Pho-get About It
A Vietnamese restaurant in Towson is found lacking
Unlike other Asian cuisines, Vietnamese food has been slow to create a presence in Baltimore. Before Mekong Delta opened earlier this year, the most visible Vietnamese restaurants had been Baltimore Pho near the Hollins Market and Saigon Remembered on the stretch of York Road just south of Northern Parkway.
The latest addition to this slow growing scene is Pho Dat Thanh, a very modest paean to mostly Vietnamese cuisine, further north on York Road, next to the Recher Theatre in Towson.
Pho Dat Thanh's interior is clean, but not aesthetically compelling. Booths line one wall; adornments are few; lights are bright. It looks nicer than a fast-food place, but it's not quite fine dining, and the food feels much the same way. Nothing we ate was unpleasant or egregiously greasy, but the food here lacks that touch--the deft hand with spice, the clean, green flavors of mint and basil and lime and cilantro, the balance of sweet and salty and fiery, and, most importantly, fragrant--that gives Vietnamese food its verve.
The restaurant's menu is voluminous, often a sign that a kitchen is spreading its talents too thinly. And along with Vietnamese dishes such as pho, clay-pot preparations, and rice crepes, the offerings veer off into other corners of Asia--to Thailand for pad thai, and to China for lo mein, fried rice, and "chowfoon." Appetizers, however, fall squarely into Vietnamese fare, and with the exception of bland summer rolls ($3.75)--all generic crunch inside pasty, chewy rice paper--were more distinctive than main dishes.
Goi tom, Vietnamese shrimp salad ($8.25), boasted a generous serving of shrimp, sliced thinly lengthwise and tossed with shredded onion and cabbage.
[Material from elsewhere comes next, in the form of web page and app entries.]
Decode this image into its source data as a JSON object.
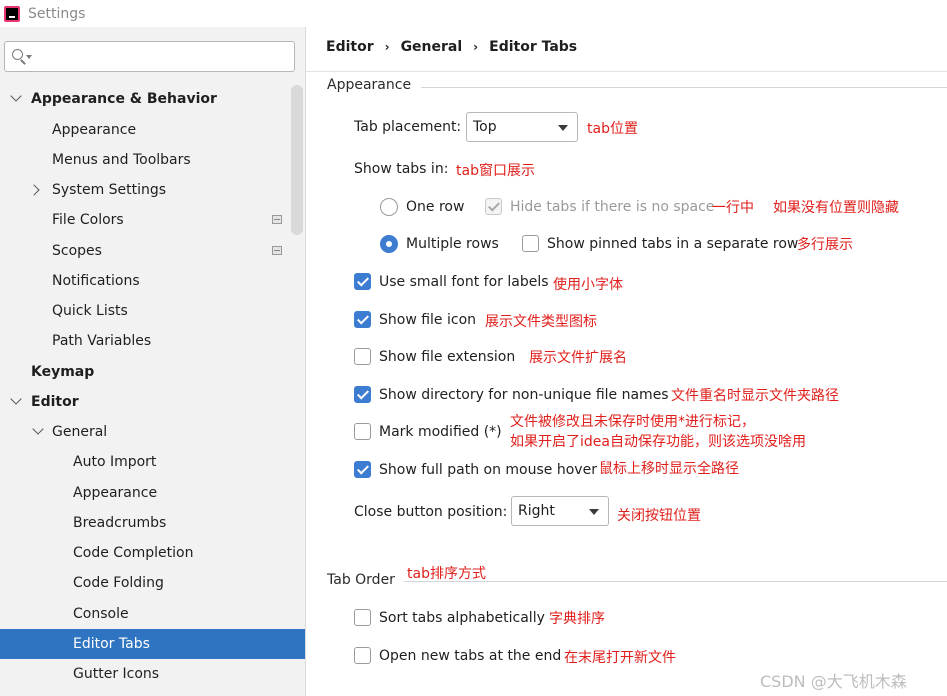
{
  "window": {
    "title": "Settings"
  },
  "search": {
    "placeholder": ""
  },
  "sidebar": {
    "items": [
      {
        "label": "Appearance & Behavior"
      },
      {
        "label": "Appearance"
      },
      {
        "label": "Menus and Toolbars"
      },
      {
        "label": "System Settings"
      },
      {
        "label": "File Colors"
      },
      {
        "label": "Scopes"
      },
      {
        "label": "Notifications"
      },
      {
        "label": "Quick Lists"
      },
      {
        "label": "Path Variables"
      },
      {
        "label": "Keymap"
      },
      {
        "label": "Editor"
      },
      {
        "label": "General"
      },
      {
        "label": "Auto Import"
      },
      {
        "label": "Appearance"
      },
      {
        "label": "Breadcrumbs"
      },
      {
        "label": "Code Completion"
      },
      {
        "label": "Code Folding"
      },
      {
        "label": "Console"
      },
      {
        "label": "Editor Tabs"
      },
      {
        "label": "Gutter Icons"
      }
    ]
  },
  "breadcrumb": [
    "Editor",
    "General",
    "Editor Tabs"
  ],
  "appearance": {
    "title": "Appearance",
    "tab_placement_label": "Tab placement:",
    "tab_placement_value": "Top",
    "show_tabs_in_label": "Show tabs in:",
    "one_row": "One row",
    "hide_tabs": "Hide tabs if there is no space",
    "multiple_rows": "Multiple rows",
    "show_pinned": "Show pinned tabs in a separate row",
    "small_font": "Use small font for labels",
    "file_icon": "Show file icon",
    "file_extension": "Show file extension",
    "directory": "Show directory for non-unique file names",
    "mark_modified": "Mark modified (*)",
    "full_path": "Show full path on mouse hover",
    "close_button_label": "Close button position:",
    "close_button_value": "Right"
  },
  "tab_order": {
    "title": "Tab Order",
    "sort_alpha": "Sort tabs alphabetically",
    "open_new_end": "Open new tabs at the end"
  },
  "notes": {
    "tab_placement": "tab位置",
    "show_tabs_in": "tab窗口展示",
    "one_row": "一行中",
    "hide_tabs": "如果没有位置则隐藏",
    "multiple_rows": "多行展示",
    "small_font": "使用小字体",
    "file_icon": "展示文件类型图标",
    "file_extension": "展示文件扩展名",
    "directory": "文件重名时显示文件夹路径",
    "mark_modified_1": "文件被修改且未保存时使用*进行标记，",
    "mark_modified_2": "如果开启了idea自动保存功能，则该选项没啥用",
    "full_path": "鼠标上移时显示全路径",
    "close_button": "关闭按钮位置",
    "tab_order": "tab排序方式",
    "sort_alpha": "字典排序",
    "open_new_end": "在末尾打开新文件"
  },
  "watermark": "CSDN @大飞机木森"
}
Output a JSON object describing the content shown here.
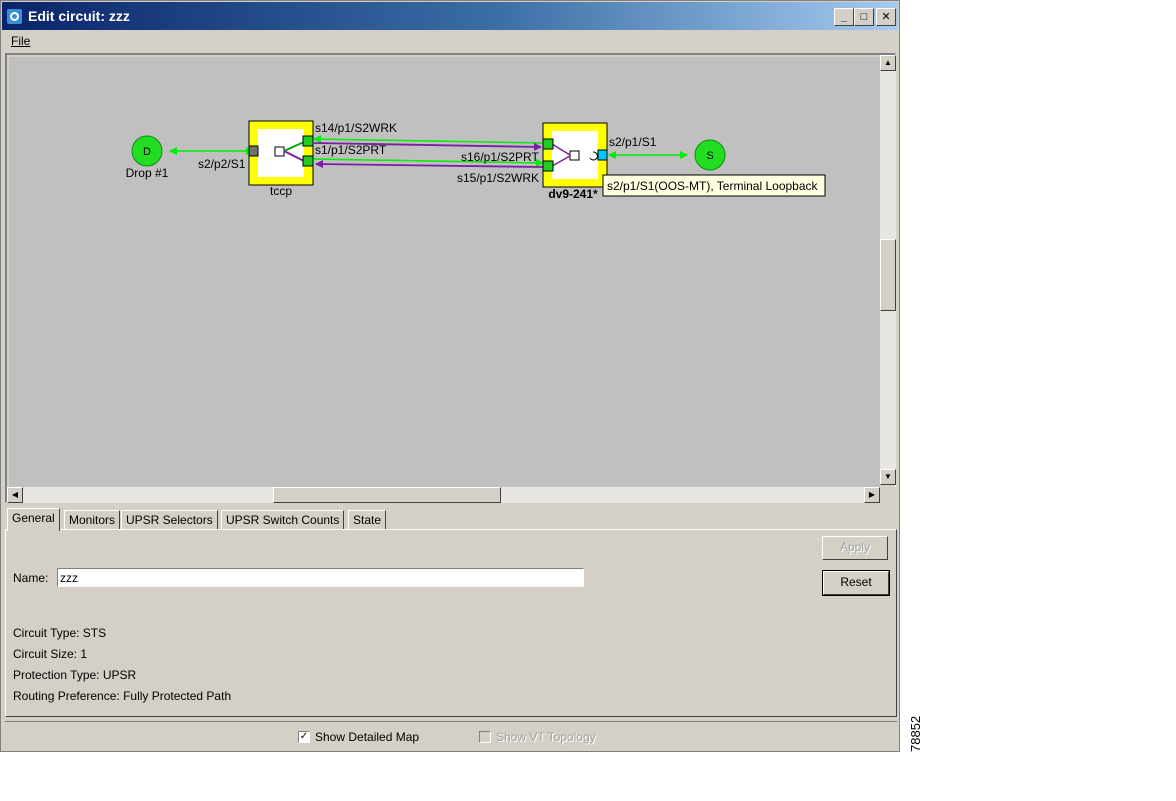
{
  "window": {
    "title": "Edit circuit: zzz",
    "menu_file": "File"
  },
  "map": {
    "drop_node": {
      "letter": "D",
      "label": "Drop #1"
    },
    "source_node": {
      "letter": "S"
    },
    "node_tccp": {
      "name": "tccp"
    },
    "node_dv9": {
      "name": "dv9-241*"
    },
    "ports": {
      "drop_link": "s2/p2/S1",
      "s14": "s14/p1/S2WRK",
      "s1": "s1/p1/S2PRT",
      "s16": "s16/p1/S2PRT",
      "s15": "s15/p1/S2WRK",
      "src_link": "s2/p1/S1"
    },
    "tooltip": "s2/p1/S1(OOS-MT), Terminal Loopback",
    "colors": {
      "node_border": "#ffff00",
      "working": "#00ff00",
      "protect": "#7a1fa2",
      "selected_port": "#00c8ff"
    }
  },
  "tabs": [
    "General",
    "Monitors",
    "UPSR Selectors",
    "UPSR Switch Counts",
    "State"
  ],
  "general": {
    "name_label": "Name:",
    "name_value": "zzz",
    "apply": "Apply",
    "reset": "Reset",
    "circuit_type": "Circuit Type:  STS",
    "circuit_size": "Circuit Size: 1",
    "protection_type": "Protection Type:  UPSR",
    "routing_preference": "Routing Preference: Fully Protected Path"
  },
  "bottom": {
    "show_detailed_map": "Show Detailed Map",
    "show_detailed_map_checked": true,
    "show_vt_topology": "Show VT Topology",
    "show_vt_topology_checked": false
  },
  "figure_id": "78852"
}
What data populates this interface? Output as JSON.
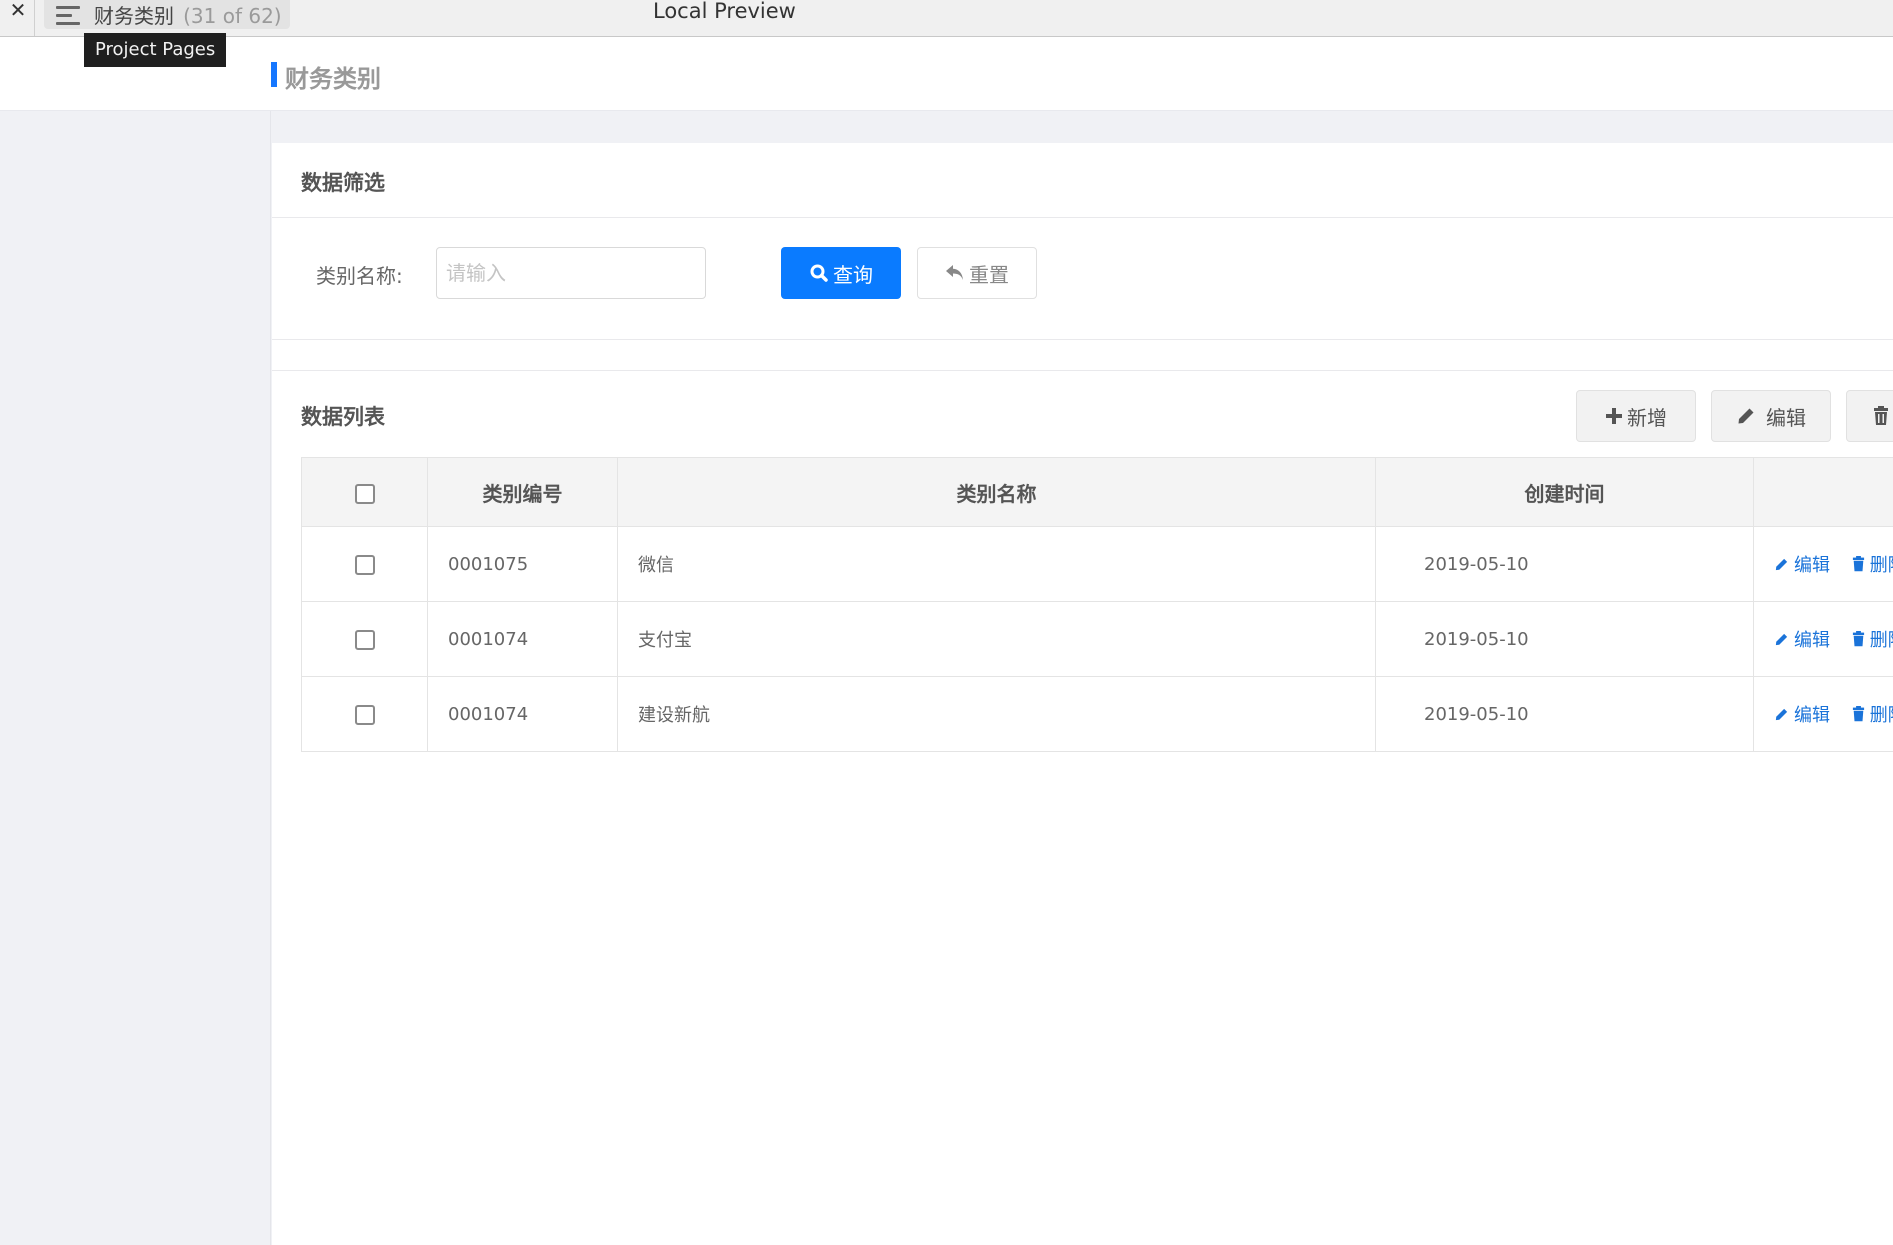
{
  "window": {
    "title": "Local Preview",
    "current_page": "财务类别",
    "page_count": "(31 of 62)",
    "tooltip": "Project Pages"
  },
  "header": {
    "title": "财务类别"
  },
  "filter": {
    "section_title": "数据筛选",
    "label": "类别名称:",
    "placeholder": "请输入",
    "value": "",
    "query_label": "查询",
    "reset_label": "重置"
  },
  "list": {
    "section_title": "数据列表",
    "toolbar": {
      "add_label": "新增",
      "edit_label": "编辑"
    },
    "columns": [
      "类别编号",
      "类别名称",
      "创建时间",
      ""
    ],
    "rows": [
      {
        "id": "0001075",
        "name": "微信",
        "created": "2019-05-10",
        "edit": "编辑",
        "delete": "删除"
      },
      {
        "id": "0001074",
        "name": "支付宝",
        "created": "2019-05-10",
        "edit": "编辑",
        "delete": "删除"
      },
      {
        "id": "0001074",
        "name": "建设新航",
        "created": "2019-05-10",
        "edit": "编辑",
        "delete": "删除"
      }
    ]
  },
  "colors": {
    "primary": "#0a7bff",
    "link": "#1a73d9",
    "accent_bar": "#1677ff"
  }
}
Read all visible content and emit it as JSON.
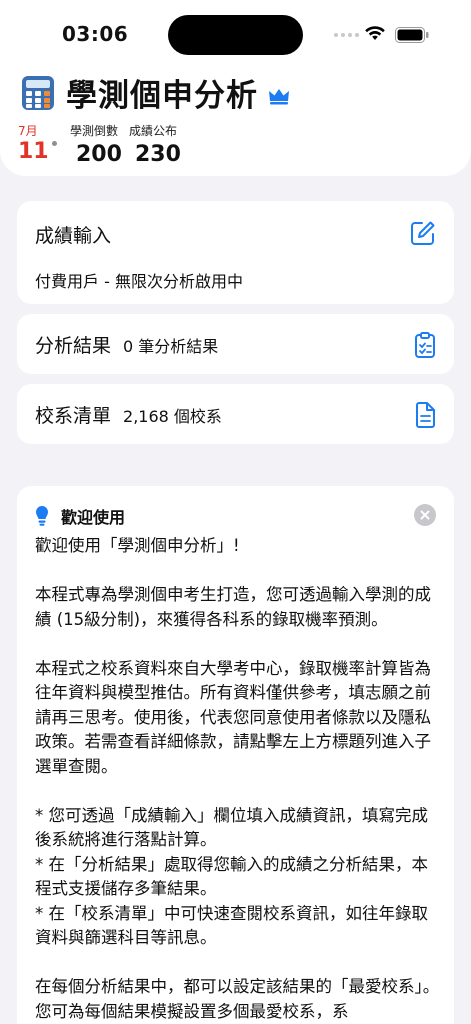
{
  "status": {
    "time": "03:06"
  },
  "header": {
    "app_icon": "calculator-icon",
    "title": "學測個申分析",
    "premium_icon": "crown-icon",
    "date": {
      "month": "7月",
      "day": "11"
    },
    "countdown": {
      "label": "學測倒數",
      "value": "200"
    },
    "announce": {
      "label": "成績公布",
      "value": "230"
    }
  },
  "cards": {
    "score": {
      "title": "成績輸入",
      "subtitle": "付費用戶 - 無限次分析啟用中",
      "icon": "edit-icon"
    },
    "results": {
      "title": "分析結果",
      "meta": "0 筆分析結果",
      "icon": "clipboard-check-icon"
    },
    "list": {
      "title": "校系清單",
      "meta": "2,168 個校系",
      "icon": "document-icon"
    }
  },
  "welcome": {
    "icon": "lightbulb-icon",
    "title": "歡迎使用",
    "p1": "歡迎使用「學測個申分析」!",
    "p2": "本程式專為學測個申考生打造，您可透過輸入學測的成績 (15級分制)，來獲得各科系的錄取機率預測。",
    "p3": "本程式之校系資料來自大學考中心，錄取機率計算皆為往年資料與模型推估。所有資料僅供參考，填志願之前請再三思考。使用後，代表您同意使用者條款以及隱私政策。若需查看詳細條款，請點擊左上方標題列進入子選單查閱。",
    "b1": "* 您可透過「成績輸入」欄位填入成績資訊，填寫完成後系統將進行落點計算。",
    "b2": "* 在「分析結果」處取得您輸入的成績之分析結果，本程式支援儲存多筆結果。",
    "b3": "* 在「校系清單」中可快速查閱校系資訊，如往年錄取資料與篩選科目等訊息。",
    "p4": "在每個分析結果中，都可以設定該結果的「最愛校系」。您可為每個結果模擬設置多個最愛校系，系"
  },
  "colors": {
    "accent": "#1e7cf2",
    "date_red": "#e0332b",
    "background": "#f2f2f7"
  }
}
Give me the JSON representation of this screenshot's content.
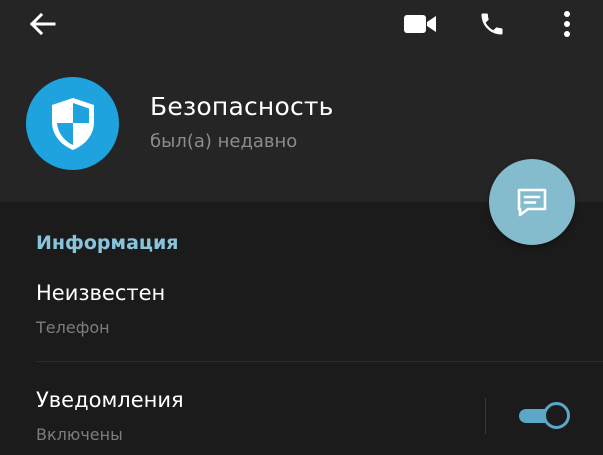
{
  "toolbar": {
    "back_icon": "arrow-left-icon",
    "video_icon": "video-camera-icon",
    "call_icon": "phone-icon",
    "more_icon": "more-vertical-icon"
  },
  "profile": {
    "name": "Безопасность",
    "status": "был(а) недавно",
    "avatar_icon": "shield-icon",
    "avatar_color": "#1ea3de"
  },
  "fab": {
    "icon": "message-icon",
    "color": "#84bccd"
  },
  "info": {
    "section_title": "Информация",
    "phone_value": "Неизвестен",
    "phone_label": "Телефон"
  },
  "notifications": {
    "title": "Уведомления",
    "status": "Включены",
    "enabled": true,
    "accent_color": "#5aa7c8"
  },
  "colors": {
    "background": "#1b1b1b",
    "header": "#252525",
    "section_title": "#8ac4dc"
  }
}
A heavy dose of citrus gave the dish a fresh brightness, and the serving was generous enough to serve as a light dinner. Bo la nho, grilled beef in grape leaves, ($5.75) was its opposite--a fat roll of dusky, earthy beef with smoky nuances reminiscent of dried fermented mushrooms wrapped in a crackly grape leaf. It was substantial and unusual, and I liked it.
Entrées, however, were less than scintillating. The pho ($6.75) broth yielded a meaty richness, but lacked any spice. Spongy, gray meatballs and an overabundance of noodles added nothing to the dish. Ga kho kung, ginger chicken in a clay pot, ($10.50) was served in a metal pot, rather than clay (it was unclear whether the dish had been cooked in a clay pot and transferred), and tasted only slightly better than it looked (think small, thin tripe-like shavings in a mildly sweet-spicy reddish sauce).
Xao thap cam dac biet, a "house special" stir fry of jumbo shrimp, beef, and chicken in black pepper sauce ($13.95), benefited from a strong squeeze of lime, but could otherwise be shelved under generic stir fry, its flavors muddy and not distinctive. The person who ordered it allowed her leftovers to be boxed up, but it was clear she would have been happy to have left them on her plate.
Service at Pho Dat Thanh is eager, if disorganized. Several staff members waited on us, which may have been why we were allowed to place an order for a rice crepe, even though the kitchen was out or why we had to ask for the small plate of sprouts and basil that usually accompanies a bowl of pho. Still, the night we dined, the dining room was moderately busy, and the kitchen was doing a hefty carry-out business. Pho Dat Thanh also has a liquor license, which along with the menu's reasonable prices, is a boon for hungry and thirsty university students or the pre-concert Recher crowd.